[Supplied data — start]

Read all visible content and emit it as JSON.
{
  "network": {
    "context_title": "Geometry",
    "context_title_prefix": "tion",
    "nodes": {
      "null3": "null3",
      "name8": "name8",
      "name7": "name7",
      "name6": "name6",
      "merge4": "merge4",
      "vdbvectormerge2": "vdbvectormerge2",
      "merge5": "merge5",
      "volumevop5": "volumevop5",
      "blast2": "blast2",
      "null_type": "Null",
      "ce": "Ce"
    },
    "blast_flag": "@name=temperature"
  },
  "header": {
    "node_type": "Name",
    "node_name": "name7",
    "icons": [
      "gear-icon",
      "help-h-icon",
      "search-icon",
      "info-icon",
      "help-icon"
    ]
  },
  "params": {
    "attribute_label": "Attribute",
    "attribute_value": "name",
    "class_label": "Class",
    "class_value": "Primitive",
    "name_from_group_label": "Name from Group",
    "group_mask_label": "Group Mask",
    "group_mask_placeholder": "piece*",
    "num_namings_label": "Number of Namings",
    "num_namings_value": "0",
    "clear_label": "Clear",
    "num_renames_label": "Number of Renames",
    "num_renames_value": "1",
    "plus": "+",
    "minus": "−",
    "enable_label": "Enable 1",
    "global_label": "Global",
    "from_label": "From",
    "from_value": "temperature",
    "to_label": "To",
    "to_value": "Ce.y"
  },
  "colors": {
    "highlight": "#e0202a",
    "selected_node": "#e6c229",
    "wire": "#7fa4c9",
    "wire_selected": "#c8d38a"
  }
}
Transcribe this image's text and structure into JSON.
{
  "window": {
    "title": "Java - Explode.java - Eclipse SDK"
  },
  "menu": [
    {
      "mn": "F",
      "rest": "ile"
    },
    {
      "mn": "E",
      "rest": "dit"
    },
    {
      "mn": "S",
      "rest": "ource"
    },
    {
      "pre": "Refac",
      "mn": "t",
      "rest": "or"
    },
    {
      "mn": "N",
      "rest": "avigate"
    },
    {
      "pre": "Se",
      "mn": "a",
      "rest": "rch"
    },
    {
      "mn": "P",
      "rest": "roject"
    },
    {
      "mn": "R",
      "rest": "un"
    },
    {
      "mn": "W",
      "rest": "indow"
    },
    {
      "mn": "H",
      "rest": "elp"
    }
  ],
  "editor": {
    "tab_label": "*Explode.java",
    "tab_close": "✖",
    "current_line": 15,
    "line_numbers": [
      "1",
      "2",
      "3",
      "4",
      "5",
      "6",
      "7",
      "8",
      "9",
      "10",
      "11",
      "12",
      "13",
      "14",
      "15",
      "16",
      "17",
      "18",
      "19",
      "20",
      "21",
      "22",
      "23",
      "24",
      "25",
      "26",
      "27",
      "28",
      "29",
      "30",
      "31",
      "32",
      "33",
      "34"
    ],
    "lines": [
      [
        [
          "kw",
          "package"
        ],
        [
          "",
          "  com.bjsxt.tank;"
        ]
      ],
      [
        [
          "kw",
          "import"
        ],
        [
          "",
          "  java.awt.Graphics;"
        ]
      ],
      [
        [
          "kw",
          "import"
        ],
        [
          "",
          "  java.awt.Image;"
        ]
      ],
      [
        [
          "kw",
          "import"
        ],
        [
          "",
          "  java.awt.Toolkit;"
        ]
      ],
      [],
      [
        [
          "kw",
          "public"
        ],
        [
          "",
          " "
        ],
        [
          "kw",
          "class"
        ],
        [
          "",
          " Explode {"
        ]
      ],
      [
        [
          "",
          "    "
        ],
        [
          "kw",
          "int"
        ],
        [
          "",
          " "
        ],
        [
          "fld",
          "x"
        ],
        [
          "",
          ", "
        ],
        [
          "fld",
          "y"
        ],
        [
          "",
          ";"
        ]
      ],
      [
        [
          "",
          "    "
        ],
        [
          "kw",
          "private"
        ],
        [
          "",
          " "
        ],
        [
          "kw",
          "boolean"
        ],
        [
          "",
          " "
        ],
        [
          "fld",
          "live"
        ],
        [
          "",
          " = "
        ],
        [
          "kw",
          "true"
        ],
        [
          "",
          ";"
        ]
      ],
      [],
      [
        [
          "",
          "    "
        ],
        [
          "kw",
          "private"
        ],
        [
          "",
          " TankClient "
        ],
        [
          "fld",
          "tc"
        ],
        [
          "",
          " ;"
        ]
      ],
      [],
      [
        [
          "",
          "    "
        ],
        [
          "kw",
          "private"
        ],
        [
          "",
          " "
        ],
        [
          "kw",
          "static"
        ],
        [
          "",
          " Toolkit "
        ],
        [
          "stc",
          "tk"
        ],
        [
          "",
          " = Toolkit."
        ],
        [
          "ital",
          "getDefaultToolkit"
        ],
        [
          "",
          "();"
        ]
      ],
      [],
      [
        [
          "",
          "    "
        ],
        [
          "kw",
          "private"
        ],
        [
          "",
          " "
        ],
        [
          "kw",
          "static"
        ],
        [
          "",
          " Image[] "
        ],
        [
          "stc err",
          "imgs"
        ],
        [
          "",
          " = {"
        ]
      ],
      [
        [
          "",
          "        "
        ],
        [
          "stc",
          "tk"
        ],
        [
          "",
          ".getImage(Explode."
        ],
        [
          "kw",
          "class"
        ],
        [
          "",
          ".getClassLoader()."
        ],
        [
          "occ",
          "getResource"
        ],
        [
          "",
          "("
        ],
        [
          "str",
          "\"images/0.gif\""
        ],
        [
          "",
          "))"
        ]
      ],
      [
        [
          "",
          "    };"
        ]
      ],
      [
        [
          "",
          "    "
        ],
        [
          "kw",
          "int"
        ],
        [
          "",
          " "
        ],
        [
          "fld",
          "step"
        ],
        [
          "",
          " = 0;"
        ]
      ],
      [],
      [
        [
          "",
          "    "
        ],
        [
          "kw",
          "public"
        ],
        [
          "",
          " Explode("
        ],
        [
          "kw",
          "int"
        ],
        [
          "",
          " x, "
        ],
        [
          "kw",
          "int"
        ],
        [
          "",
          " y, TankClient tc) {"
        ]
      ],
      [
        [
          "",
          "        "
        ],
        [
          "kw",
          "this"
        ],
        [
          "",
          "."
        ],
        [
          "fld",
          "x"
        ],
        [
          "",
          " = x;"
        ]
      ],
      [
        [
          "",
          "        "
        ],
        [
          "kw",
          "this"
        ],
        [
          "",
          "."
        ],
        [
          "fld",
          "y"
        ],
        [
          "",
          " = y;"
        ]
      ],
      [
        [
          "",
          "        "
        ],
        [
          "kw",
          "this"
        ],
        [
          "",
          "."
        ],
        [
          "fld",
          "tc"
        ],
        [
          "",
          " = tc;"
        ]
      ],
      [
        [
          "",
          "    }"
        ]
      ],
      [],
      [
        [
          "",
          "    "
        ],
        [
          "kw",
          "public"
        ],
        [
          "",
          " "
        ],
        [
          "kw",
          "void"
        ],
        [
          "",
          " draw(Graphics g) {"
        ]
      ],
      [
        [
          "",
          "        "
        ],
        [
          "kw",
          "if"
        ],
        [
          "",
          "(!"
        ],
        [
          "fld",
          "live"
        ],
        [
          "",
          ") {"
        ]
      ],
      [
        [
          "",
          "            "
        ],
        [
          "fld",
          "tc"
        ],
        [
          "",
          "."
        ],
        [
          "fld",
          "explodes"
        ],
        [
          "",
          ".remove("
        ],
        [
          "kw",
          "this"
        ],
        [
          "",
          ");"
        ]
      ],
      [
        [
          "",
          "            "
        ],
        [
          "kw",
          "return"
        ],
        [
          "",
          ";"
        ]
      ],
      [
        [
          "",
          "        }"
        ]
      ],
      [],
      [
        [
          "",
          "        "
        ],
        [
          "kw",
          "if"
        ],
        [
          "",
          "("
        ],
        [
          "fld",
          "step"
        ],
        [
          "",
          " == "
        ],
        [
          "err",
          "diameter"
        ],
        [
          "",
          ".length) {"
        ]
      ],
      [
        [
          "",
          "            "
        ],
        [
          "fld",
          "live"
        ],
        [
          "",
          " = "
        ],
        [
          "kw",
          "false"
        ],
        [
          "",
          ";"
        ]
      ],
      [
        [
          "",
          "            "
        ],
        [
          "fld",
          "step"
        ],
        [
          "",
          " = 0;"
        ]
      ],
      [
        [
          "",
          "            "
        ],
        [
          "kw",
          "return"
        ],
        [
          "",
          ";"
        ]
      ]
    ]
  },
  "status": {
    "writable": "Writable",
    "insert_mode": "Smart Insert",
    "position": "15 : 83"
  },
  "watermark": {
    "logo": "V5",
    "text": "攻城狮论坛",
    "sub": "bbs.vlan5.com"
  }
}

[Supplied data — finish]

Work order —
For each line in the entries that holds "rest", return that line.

Expected answer —
      "rest": "ile"
      "rest": "dit"
      "rest": "ource"
      "rest": "or"
      "rest": "avigate"
      "rest": "rch"
      "rest": "roject"
      "rest": "un"
      "rest": "indow"
      "rest": "elp"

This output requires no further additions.